Now if you’re going to ask, what’s with you going up on a steeply pitched Victorian farm house roof, sitting on the roof, walking around on the roof, traipsing around the roof and generally acting like the star from the show, Fiddler on the Roof, you’re going to get a blank stare from me. And if there’s one handy, I’ll pick up a magazine and impatiently flip through it — rear to front — shaking my head that you don’t get it and you’re never going to get it and we don’t have anything to talk about.
If you think I’m going to go into the “…there are two kinds of people in the world…” you’re even more off-base.
However, if you were to ask me, by the way, what happened on the fifth time you fell off of the roof? Now that would get my attention. I would slowly close the magazine and put it down and regard you with a whole new level of respect.
Yes, that was no casual omission. That was the time Connie yelled at me.
When I fall off the roof, it’s usually down the east side of the house onto the driveway near the juniper bushes and the grease trap. But on the fifth time, I went down the west side. And I fell past Connie’s window. Connie is my wife; she has her own room. As I went by, I might have glanced in but it was too dark to really see anything and I certainly wasn’t trying to see anything. I was falling off the roof for God’s sake. Then I landed on the slate walkway near the irises. A few minutes later she came out of the house and stood over me for a while before she said anything.
“You were spying on me, weren’t you? Don’t ever do that again, hon. It’ll really make me crazy and you don’t want me crazy.” Then she headed out the driveway, got into somebody’s waiting van and took off. I couldn’t see who was driving.
Spying on her!
As best I could, I yelled after her that spying is not exactly something you achieve by trying to see in someone’s window you’re falling past at that incredible speed that falling things all travel at. I’m certain anyone who has ever had any success at spying can verify that fact. Spying is a real dig-your-heels-in kind of chore. It’s not done on the fly. If I had been able at that moment to drag myself into the house, I would have gotten the Policy Director of the CIA on the phone to verify that their spies do not jump off roofs or out a window to grab a peek into another window. Even for a government that’s not exactly known for being cost-conscious, that would be a pretty inefficient use of their highly trained personnel.
I was not spying. I do not spy. Now or ever. But that was the fifth time.
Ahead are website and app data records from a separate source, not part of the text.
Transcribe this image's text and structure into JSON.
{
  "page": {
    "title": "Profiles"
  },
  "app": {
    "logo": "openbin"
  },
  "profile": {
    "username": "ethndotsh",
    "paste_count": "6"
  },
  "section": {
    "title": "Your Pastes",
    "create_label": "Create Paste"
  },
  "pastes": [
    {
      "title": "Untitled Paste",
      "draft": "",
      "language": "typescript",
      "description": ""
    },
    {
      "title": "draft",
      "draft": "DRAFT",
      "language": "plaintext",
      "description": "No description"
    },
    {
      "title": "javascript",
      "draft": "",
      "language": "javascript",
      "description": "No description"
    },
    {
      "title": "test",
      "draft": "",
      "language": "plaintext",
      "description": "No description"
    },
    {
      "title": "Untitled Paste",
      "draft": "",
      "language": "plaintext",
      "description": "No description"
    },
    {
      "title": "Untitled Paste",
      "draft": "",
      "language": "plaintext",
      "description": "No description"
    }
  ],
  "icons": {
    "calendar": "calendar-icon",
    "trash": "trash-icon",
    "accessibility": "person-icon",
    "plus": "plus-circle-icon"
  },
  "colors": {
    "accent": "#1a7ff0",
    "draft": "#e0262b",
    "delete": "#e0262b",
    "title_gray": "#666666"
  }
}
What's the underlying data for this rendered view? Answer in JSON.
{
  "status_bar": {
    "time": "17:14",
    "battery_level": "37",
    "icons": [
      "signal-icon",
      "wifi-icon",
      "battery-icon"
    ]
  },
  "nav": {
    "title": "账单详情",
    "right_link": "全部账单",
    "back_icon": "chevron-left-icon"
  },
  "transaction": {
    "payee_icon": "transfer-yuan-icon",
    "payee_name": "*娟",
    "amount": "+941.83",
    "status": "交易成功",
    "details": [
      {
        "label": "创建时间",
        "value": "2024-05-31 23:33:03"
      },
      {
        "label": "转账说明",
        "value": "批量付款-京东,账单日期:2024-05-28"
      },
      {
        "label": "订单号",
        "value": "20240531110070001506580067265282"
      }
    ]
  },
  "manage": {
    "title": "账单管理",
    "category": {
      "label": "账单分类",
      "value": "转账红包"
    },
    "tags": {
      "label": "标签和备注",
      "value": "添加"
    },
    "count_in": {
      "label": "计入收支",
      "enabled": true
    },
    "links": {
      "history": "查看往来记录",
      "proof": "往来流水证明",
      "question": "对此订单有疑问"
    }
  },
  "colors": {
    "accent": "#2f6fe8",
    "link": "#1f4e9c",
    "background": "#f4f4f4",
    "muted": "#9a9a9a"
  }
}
• • •
I had to make a compromise with Dr. Goldberg or he swore he wouldn’t be my doctor anymore. I had to promise I’d only go up on the roof if there was an absolute roof emergency. Or if there was a flood and the whole house was floating away. Connie and I could sit on one of the dormers tightly holding onto one another. A little scary but romantic.
We didn’t go too deeply into what would constitute a “roof emergency,” but as soon as they take these screws out of my jaw and forehead and the brace comes off of my head, I’ll be able to sit at the kitchen table and make up a list of what would “constitute” a “roof emergency.” A loose weather vane would probably qualify. That’d be one.
…that is, if we had a weather vane up there... ◊
(This piece was originally published in The American Bystander #1, October 2015.)